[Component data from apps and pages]
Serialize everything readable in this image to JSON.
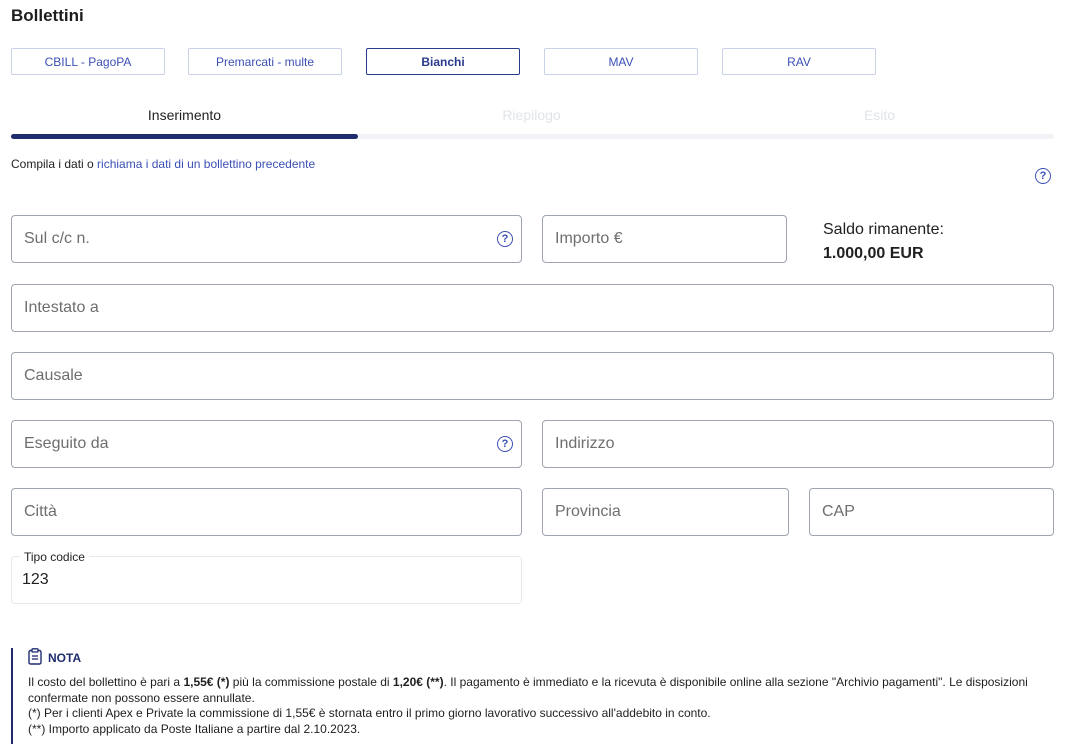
{
  "page": {
    "title": "Bollettini"
  },
  "bill_types": [
    {
      "label": "CBILL - PagoPA"
    },
    {
      "label": "Premarcati - multe"
    },
    {
      "label": "Bianchi"
    },
    {
      "label": "MAV"
    },
    {
      "label": "RAV"
    }
  ],
  "active_bill_type": "Bianchi",
  "steps": [
    {
      "label": "Inserimento",
      "state": "active"
    },
    {
      "label": "Riepilogo",
      "state": "inactive"
    },
    {
      "label": "Esito",
      "state": "inactive"
    }
  ],
  "hint": {
    "prefix": "Compila i dati o ",
    "link": "richiama i dati di un bollettino precedente"
  },
  "form": {
    "conto": {
      "placeholder": "Sul c/c n.",
      "value": ""
    },
    "importo": {
      "placeholder": "Importo €",
      "value": ""
    },
    "intestato": {
      "placeholder": "Intestato a",
      "value": ""
    },
    "causale": {
      "placeholder": "Causale",
      "value": ""
    },
    "eseguito": {
      "placeholder": "Eseguito da",
      "value": ""
    },
    "indirizzo": {
      "placeholder": "Indirizzo",
      "value": ""
    },
    "citta": {
      "placeholder": "Città",
      "value": ""
    },
    "provincia": {
      "placeholder": "Provincia",
      "value": ""
    },
    "cap": {
      "placeholder": "CAP",
      "value": ""
    },
    "tipo_codice": {
      "label": "Tipo codice",
      "value": "123"
    }
  },
  "saldo": {
    "label": "Saldo rimanente:",
    "value": "1.000,00 EUR"
  },
  "note": {
    "title": "NOTA",
    "line1_a": "Il costo del bollettino è pari a ",
    "line1_b": "1,55€ (*)",
    "line1_c": " più la commissione postale di ",
    "line1_d": "1,20€ (**)",
    "line1_e": ". Il pagamento è immediato e la ricevuta è disponibile online alla sezione \"Archivio pagamenti\". Le disposizioni confermate non possono essere annullate.",
    "line2": "(*) Per i clienti Apex e Private la commissione di 1,55€ è stornata entro il primo giorno lavorativo successivo all'addebito in conto.",
    "line3": "(**) Importo applicato da Poste Italiane a partire dal 2.10.2023."
  },
  "icons": {
    "help": "help-circle-icon",
    "note": "clipboard-icon"
  },
  "colors": {
    "accent": "#3b4fb5",
    "primary_dark": "#1f2d6e",
    "border": "#9ea4b0"
  }
}
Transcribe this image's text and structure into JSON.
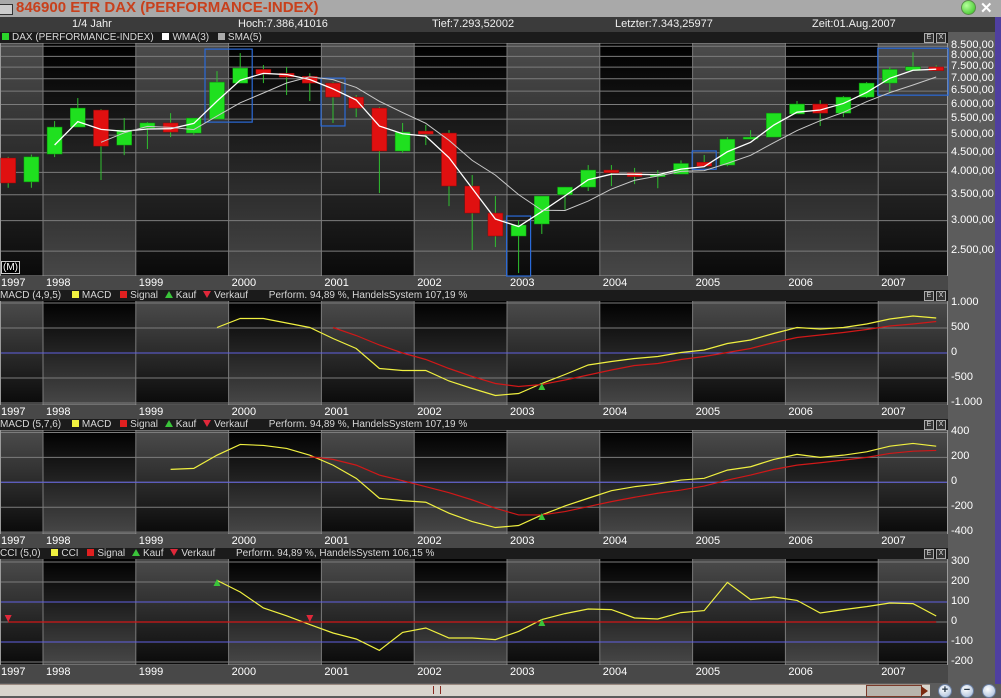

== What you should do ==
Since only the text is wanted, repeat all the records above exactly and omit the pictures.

== The completed task ==
Serialize everything readable in this image to JSON.
{
  "page": {
    "title": "Bollettini"
  },
  "bill_types": [
    {
      "label": "CBILL - PagoPA"
    },
    {
      "label": "Premarcati - multe"
    },
    {
      "label": "Bianchi"
    },
    {
      "label": "MAV"
    },
    {
      "label": "RAV"
    }
  ],
  "active_bill_type": "Bianchi",
  "steps": [
    {
      "label": "Inserimento",
      "state": "active"
    },
    {
      "label": "Riepilogo",
      "state": "inactive"
    },
    {
      "label": "Esito",
      "state": "inactive"
    }
  ],
  "hint": {
    "prefix": "Compila i dati o ",
    "link": "richiama i dati di un bollettino precedente"
  },
  "form": {
    "conto": {
      "placeholder": "Sul c/c n.",
      "value": ""
    },
    "importo": {
      "placeholder": "Importo €",
      "value": ""
    },
    "intestato": {
      "placeholder": "Intestato a",
      "value": ""
    },
    "causale": {
      "placeholder": "Causale",
      "value": ""
    },
    "eseguito": {
      "placeholder": "Eseguito da",
      "value": ""
    },
    "indirizzo": {
      "placeholder": "Indirizzo",
      "value": ""
    },
    "citta": {
      "placeholder": "Città",
      "value": ""
    },
    "provincia": {
      "placeholder": "Provincia",
      "value": ""
    },
    "cap": {
      "placeholder": "CAP",
      "value": ""
    },
    "tipo_codice": {
      "label": "Tipo codice",
      "value": "123"
    }
  },
  "saldo": {
    "label": "Saldo rimanente:",
    "value": "1.000,00 EUR"
  },
  "note": {
    "title": "NOTA",
    "line1_a": "Il costo del bollettino è pari a ",
    "line1_b": "1,55€ (*)",
    "line1_c": " più la commissione postale di ",
    "line1_d": "1,20€ (**)",
    "line1_e": ". Il pagamento è immediato e la ricevuta è disponibile online alla sezione \"Archivio pagamenti\". Le disposizioni confermate non possono essere annullate.",
    "line2": "(*) Per i clienti Apex e Private la commissione di 1,55€ è stornata entro il primo giorno lavorativo successivo all'addebito in conto.",
    "line3": "(**) Importo applicato da Poste Italiane a partire dal 2.10.2023."
  },
  "icons": {
    "help": "help-circle-icon",
    "note": "clipboard-icon"
  },
  "colors": {
    "accent": "#3b4fb5",
    "primary_dark": "#1f2d6e",
    "border": "#9ea4b0"
  }
}
Transcribe this image's text and structure into JSON.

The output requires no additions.